Ya know, I think I’m starting to understand why so many words are used to describe such a mundane plot. Because, to be totally honest, this is a stock-standard everyday murder mystery with few twists and few surprises. In TV terms, this could just be any regular filler episode without much meaning. Even though a lot seems to happen in this book--murders, secrets, character history groundwork being laid, character interactions and developments being somewhat progressed--very little of it feels significant.
The blurb sounds so much more exciting than the actual events in the book itself.
My thoughts in a nutshell:
What Didn’t Work For Me:
- The prose was disjointed and too deliberate in it’s delivery, and kind of tacky at times.
- Scenes of action felt like they dragged on for much longer than it would have taken for the action to actually take place in real life because of all the unnecessary and wordy details of the action that I can only assume was included to make said action seem more credible as an action.

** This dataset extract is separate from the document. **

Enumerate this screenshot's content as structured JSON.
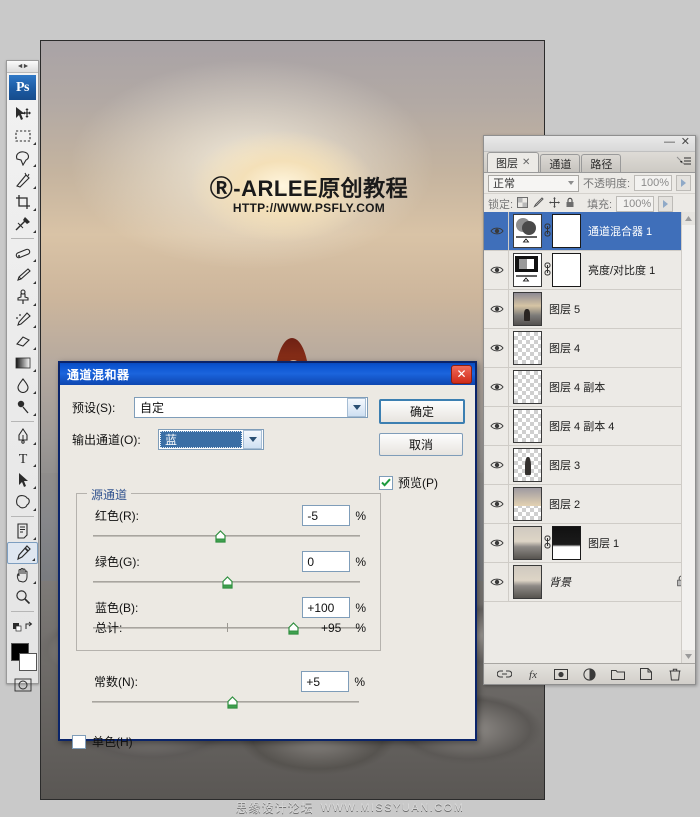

The urgency of situations can still be construed in writing if done properly, but in this book, a quick suspect raid and chase managed to feel like a flow chart process being discussed in the office rather than simply “just happening.”
- The characters feel unnatural. I haven’t seen the television series, but I couldn’t help but keep picturing the main characters of Castle and wondering if this was a script that required the actors’ touch to infuse some personality and life into them.
- The characters are pretty much unrelatable. The way they are presented makes them feel like they're these famous people somewhere out there that I can't get to know in a story. Like I'm just reading some magazine story article about the "Day in the life of..."
- The “hot sex scene” that everyone is squeeing about didn't feel all that hot--obviously this book wasn’t written or read by regulars of the Romantic Suspense/Erotica genre. The sex scene was a typical formulaic “kissing, making out, getting naked, limbs are flailing… then fade to black”. I’ve read hotter sex scenes… then again, I’ve read more explicit sex scenes not suitable for television audience and I’m sure Heat Wave wouldn’t try to cross those lines as a TV tie in.
What DID Work For Me:
- The dialogue could be clever and witty sometimes. Little things like the short meetings in front of the investigation white board, or the jokey interactions between the detectives and the journalist brought a flicker of amusement to my mind. It gave the story and the characters a nice down-to-earth feeling that I very much enjoyed in spite of some of the tacky dialogue at other times.
- This scene stood out to me, and I have no idea why: When Nikki Heat was microwaving the leftover Chinese take-out belonging to Raley as she studied the murder case, and then leaving the “Thank You” note to “Raley!!!” along with post-it with orders for what he’s to do for the investigation, I found myself liking the little foursome a little more and chuckling a little bit.
- The characters are fabulous on paper... as character bios. The book does them little justice (see above for my take on the characters) and just seems to be riding the coattails of Castle’s fame, assuming the reader already has a working knowledge of what kinds of people the characters in the book should be; ideally, if written better, I wouldn’t mind continuing to follow this team throughout the series.
My Overall Thoughts: Heat Wave definitely works for a bored, rainy day read. It’s not atrocious in execution, but it could’ve been better if the writers cared to actually sell a real book and were less concerned about marketing their television series. Although one thing is certain: Their marketing ploy is much more effective than their attempt at presenting a “New York Time’s Bestseller” written by a “mystery sensation” and “blockbuster author.”
I am fully curious and onboard with considering watching Castle if I can make time and get my hands on the series in full.